What the task requires »
Print, exactly and completely, every entry in the data.

===== Records supplied

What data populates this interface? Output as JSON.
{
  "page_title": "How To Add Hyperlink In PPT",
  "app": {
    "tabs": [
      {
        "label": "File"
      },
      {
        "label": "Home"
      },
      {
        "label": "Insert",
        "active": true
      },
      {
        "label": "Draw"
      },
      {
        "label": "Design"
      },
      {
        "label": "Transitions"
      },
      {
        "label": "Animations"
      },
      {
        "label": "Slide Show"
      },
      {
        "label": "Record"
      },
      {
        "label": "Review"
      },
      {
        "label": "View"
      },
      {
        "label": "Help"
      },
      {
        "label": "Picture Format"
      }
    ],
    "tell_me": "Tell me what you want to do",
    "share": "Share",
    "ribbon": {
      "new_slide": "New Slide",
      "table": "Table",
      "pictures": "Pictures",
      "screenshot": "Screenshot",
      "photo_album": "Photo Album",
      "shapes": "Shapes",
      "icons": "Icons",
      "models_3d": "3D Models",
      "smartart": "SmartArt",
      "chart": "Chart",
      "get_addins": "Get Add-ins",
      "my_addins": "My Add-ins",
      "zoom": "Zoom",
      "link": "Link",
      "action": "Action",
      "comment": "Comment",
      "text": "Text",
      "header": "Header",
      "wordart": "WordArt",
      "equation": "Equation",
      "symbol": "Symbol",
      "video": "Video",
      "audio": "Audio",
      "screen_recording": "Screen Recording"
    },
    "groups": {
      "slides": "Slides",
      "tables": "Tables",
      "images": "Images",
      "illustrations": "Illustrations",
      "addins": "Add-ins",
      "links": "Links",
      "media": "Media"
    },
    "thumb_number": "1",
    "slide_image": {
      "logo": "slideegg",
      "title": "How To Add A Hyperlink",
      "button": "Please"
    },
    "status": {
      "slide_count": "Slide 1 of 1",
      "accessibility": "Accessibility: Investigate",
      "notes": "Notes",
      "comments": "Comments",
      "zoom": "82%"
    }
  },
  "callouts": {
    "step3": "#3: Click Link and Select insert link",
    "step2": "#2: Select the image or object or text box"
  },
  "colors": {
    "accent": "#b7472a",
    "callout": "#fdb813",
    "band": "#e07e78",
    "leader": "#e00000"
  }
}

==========

Solution below »
What data populates this interface? Output as JSON.
{
  "page_title": "How To Add Hyperlink In PPT",
  "app": {
    "tabs": [
      {
        "label": "File"
      },
      {
        "label": "Home"
      },
      {
        "label": "Insert",
        "active": true
      },
      {
        "label": "Draw"
      },
      {
        "label": "Design"
      },
      {
        "label": "Transitions"
      },
      {
        "label": "Animations"
      },
      {
        "label": "Slide Show"
      },
      {
        "label": "Record"
      },
      {
        "label": "Review"
      },
      {
        "label": "View"
      },
      {
        "label": "Help"
      },
      {
        "label": "Picture Format"
      }
    ],
    "tell_me": "Tell me what you want to do",
    "share": "Share",
    "ribbon": {
      "new_slide": "New Slide",
      "table": "Table",
      "pictures": "Pictures",
      "screenshot": "Screenshot",
      "photo_album": "Photo Album",
      "shapes": "Shapes",
      "icons": "Icons",
      "models_3d": "3D Models",
      "smartart": "SmartArt",
      "chart": "Chart",
      "get_addins": "Get Add-ins",
      "my_addins": "My Add-ins",
      "zoom": "Zoom",
      "link": "Link",
      "action": "Action",
      "comment": "Comment",
      "text": "Text",
      "header": "Header",
      "wordart": "WordArt",
      "equation": "Equation",
      "symbol": "Symbol",
      "video": "Video",
      "audio": "Audio",
      "screen_recording": "Screen Recording"
    },
    "groups": {
      "slides": "Slides",
      "tables": "Tables",
      "images": "Images",
      "illustrations": "Illustrations",
      "addins": "Add-ins",
      "links": "Links",
      "media": "Media"
    },
    "thumb_number": "1",
    "slide_image": {
      "logo": "slideegg",
      "title": "How To Add A Hyperlink",
      "button": "Please"
    },
    "status": {
      "slide_count": "Slide 1 of 1",
      "accessibility": "Accessibility: Investigate",
      "notes": "Notes",
      "comments": "Comments",
      "zoom": "82%"
    }
  },
  "callouts": {
    "step3": "#3: Click Link and Select insert link",
    "step2": "#2: Select the image or object or text box"
  },
  "colors": {
    "accent": "#b7472a",
    "callout": "#fdb813",
    "band": "#e07e78",
    "leader": "#e00000"
  }
}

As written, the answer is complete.